Metodos de Clasificacion Aplicados al Reconocimiento de Campos de Cultivo a partir de Imagenes Hiperespectrales
|Institution:||University of Valencia|
|Advisor(s):||Javier Calpe Maravilla|
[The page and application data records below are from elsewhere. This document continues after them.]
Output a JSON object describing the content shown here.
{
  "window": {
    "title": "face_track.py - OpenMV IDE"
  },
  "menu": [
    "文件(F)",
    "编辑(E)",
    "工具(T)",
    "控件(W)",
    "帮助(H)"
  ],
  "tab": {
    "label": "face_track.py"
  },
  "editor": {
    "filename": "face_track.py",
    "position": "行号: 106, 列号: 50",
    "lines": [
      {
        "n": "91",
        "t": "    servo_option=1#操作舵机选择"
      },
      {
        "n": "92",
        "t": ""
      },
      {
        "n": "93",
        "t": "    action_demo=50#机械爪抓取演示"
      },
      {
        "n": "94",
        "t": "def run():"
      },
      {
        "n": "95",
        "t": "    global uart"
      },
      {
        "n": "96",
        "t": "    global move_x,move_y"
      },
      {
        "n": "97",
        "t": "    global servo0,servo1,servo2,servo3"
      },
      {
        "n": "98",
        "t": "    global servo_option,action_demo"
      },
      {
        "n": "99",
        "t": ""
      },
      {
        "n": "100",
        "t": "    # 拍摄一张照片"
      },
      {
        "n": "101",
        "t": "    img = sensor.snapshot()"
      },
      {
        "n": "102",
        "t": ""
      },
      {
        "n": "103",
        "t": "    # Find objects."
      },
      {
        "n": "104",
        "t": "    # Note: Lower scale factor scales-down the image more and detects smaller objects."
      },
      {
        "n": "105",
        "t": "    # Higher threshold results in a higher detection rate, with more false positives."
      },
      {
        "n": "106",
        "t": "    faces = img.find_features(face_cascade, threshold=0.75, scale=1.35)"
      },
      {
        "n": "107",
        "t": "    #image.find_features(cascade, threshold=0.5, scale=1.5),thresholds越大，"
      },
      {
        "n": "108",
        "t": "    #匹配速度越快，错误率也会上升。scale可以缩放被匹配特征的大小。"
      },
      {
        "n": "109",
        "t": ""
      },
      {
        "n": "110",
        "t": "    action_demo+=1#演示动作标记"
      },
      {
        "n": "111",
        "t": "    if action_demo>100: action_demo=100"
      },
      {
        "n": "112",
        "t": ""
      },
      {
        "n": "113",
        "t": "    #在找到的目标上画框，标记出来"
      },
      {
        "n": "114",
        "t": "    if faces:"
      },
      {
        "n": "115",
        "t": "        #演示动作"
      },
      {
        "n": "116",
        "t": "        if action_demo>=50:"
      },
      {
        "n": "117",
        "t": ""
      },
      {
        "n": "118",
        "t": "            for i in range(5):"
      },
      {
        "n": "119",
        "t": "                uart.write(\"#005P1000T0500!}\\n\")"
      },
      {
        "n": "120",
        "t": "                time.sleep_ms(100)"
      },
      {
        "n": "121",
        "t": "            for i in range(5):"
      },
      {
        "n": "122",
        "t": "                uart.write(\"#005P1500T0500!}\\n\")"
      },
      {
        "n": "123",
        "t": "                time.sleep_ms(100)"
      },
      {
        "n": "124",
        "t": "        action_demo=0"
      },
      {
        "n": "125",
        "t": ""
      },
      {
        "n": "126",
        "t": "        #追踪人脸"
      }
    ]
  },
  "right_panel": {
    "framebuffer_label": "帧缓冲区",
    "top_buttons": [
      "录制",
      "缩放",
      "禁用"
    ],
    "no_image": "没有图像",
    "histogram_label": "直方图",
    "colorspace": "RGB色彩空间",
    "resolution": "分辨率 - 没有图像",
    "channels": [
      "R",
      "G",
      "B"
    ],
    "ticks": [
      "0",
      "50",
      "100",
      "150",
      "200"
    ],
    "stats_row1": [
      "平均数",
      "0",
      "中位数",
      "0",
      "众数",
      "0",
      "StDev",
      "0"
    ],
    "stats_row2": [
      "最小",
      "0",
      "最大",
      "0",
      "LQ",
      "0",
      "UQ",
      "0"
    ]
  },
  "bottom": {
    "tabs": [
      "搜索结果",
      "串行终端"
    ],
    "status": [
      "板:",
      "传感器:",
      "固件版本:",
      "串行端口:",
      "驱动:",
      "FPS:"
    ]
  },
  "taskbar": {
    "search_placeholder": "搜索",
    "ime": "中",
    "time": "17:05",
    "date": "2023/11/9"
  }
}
(Complete work in Spanish) Remote sensing aerial spectral imaging was one of the first application areas where spectral imaging was used in order to identify and monitor the natural resources and covers on earth surface. Aerial spectral imaging is being developed with the aim of monitoring natural resources like coastal areas, forestry and extensive crops. The information contained in hyperspectral images allows the reconstruction of the energy curve radiated by the terrestrial surface throughout the electromagnetic spectrum. Hence, the characterization, identification and classification of the observed material from their spectral curve is an interesting possibility. Pattern recognition methods have proven to be effective techniques in this kind of applications. In fact, classification of surface features in satellite imagery is one of the most important applications of remote sensing. It is often difficult and time-consuming to develop classifiers by hand, so many researchers have turned to techniques from the fields of statistics and machine learning to automatically generate classifiers. Nevertheless, the main problem with supervised methods is that the learning process heavily depends on the quality of the training data set and the input space dimensionality. Certainly, these are main issues to be addressed, given the high cost of true sample labeling, the high number of spectral bands, and the high variability of the earth surface and the illumination conditions. In practice, a preprocessing stage (feature selection/extraction) is time-consuming, scenario-dependent and needs a priori knowledge. Thus, more efforts must be done to improve classification methods, in terms of accuracy, robustness, reliability, real-time performance and interpretability.
This work is a contribution to the Digital Airborne Imaging Spectrometer Experiment (DAISEX) project, funded by the European Space Agency (ESA) within the framework of its Earth Observation Preparatory Program during 1998, 1999, and 2000. During the DAISEX campaign, hyperspectral images were acquired with the HyMap spectrometer (128-band scanner with a discontinuous spectral range: 0.4 µm - 2.5 µm). In this context, we have carried out an extensive comparison of state-of-the-art methods to develop crop cover classifiers and to obtain a thematic map of the crops on the scene. On one hand, in order to circumvent problems when dealing with a high dimensional input space (induced by the high resolution of the HyMap spectrometer, 128 bands), we have studied a preprocessing stage of feature selection/extraction. This first stage analyses the most critical spectral bands for the present subject. On the other hand, we have developed many methods, both supervised and unsupervised, for crop cover classification, image clustering, interpretation and robustness tests. All these approaches have been included in a general learning scheme where we propose a combined strategy of supervised and unsupervised learning methods that avoids these drawbacks and automates the classification process. In this study, we review the work carried out in that sense and how it could be useful in further applications.
Luis Gómez Chova received his B.Sc. with first class honours in 2000 in Electronic from the Universitat de Valencia (Spain). He was awarded by the Spanish Ministry of Education with the National Award for Electronics Engineering. Since 2000 he has been with the Department of Electronic Engineering. Last year, he read his Master Thesis. He is pursuing his PhD degree with a research scholarship from the Spanish Ministry of Education.